Provide only the number of lines in the records below that contain "value".

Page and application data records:
※ ※ ※
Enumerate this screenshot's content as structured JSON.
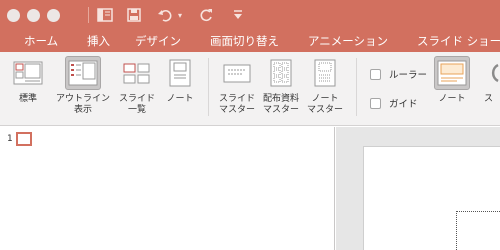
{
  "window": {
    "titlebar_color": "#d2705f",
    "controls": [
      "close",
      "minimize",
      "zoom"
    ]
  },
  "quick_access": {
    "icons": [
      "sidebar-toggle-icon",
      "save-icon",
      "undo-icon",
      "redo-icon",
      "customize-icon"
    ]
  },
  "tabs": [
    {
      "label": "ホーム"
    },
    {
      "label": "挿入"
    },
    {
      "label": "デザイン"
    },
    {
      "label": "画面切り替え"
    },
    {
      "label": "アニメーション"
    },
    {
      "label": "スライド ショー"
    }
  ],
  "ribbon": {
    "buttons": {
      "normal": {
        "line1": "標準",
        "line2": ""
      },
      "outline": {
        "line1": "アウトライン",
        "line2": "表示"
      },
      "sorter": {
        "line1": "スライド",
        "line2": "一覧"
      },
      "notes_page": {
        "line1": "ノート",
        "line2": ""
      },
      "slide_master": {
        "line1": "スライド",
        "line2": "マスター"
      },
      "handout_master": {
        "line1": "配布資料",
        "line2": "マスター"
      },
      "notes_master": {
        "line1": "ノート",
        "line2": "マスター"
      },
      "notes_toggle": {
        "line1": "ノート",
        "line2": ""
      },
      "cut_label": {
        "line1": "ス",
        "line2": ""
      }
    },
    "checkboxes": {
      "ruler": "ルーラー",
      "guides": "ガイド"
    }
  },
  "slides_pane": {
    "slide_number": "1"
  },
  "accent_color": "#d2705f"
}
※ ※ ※
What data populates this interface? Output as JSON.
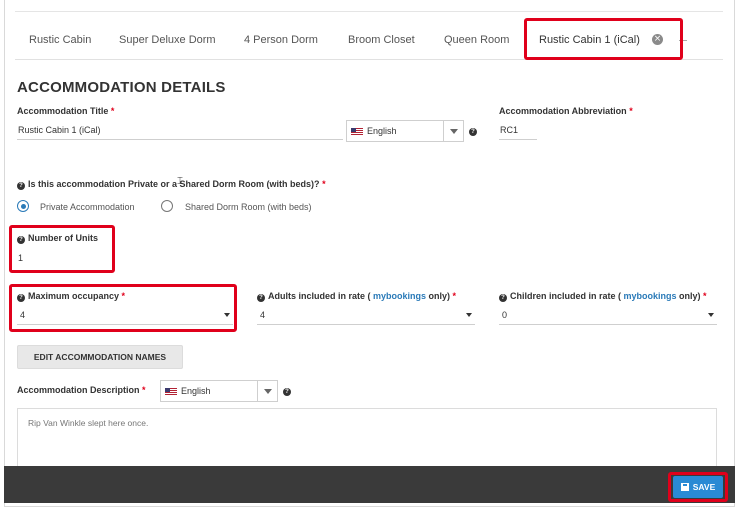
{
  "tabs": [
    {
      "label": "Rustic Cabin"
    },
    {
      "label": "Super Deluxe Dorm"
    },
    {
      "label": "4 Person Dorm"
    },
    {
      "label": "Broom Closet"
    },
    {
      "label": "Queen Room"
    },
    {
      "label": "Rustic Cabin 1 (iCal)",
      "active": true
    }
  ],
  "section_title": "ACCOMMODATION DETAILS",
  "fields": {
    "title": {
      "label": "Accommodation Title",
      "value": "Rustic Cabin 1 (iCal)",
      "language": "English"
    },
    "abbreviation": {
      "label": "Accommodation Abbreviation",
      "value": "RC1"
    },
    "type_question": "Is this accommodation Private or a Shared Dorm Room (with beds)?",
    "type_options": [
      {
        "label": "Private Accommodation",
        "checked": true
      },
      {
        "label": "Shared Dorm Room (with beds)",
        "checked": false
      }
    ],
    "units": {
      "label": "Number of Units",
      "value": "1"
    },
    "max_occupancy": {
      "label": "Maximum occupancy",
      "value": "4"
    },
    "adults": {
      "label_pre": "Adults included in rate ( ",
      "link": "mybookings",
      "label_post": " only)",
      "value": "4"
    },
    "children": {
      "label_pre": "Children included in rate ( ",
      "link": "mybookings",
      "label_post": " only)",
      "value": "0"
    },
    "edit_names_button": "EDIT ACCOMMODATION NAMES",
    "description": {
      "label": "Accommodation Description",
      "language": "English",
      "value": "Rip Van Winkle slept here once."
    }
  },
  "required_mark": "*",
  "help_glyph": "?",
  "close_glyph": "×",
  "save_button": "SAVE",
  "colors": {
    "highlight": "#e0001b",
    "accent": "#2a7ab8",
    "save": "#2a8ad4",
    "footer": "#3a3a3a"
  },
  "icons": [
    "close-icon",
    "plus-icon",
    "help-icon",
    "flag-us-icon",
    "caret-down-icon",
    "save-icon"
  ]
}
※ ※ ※
Expected answer: 7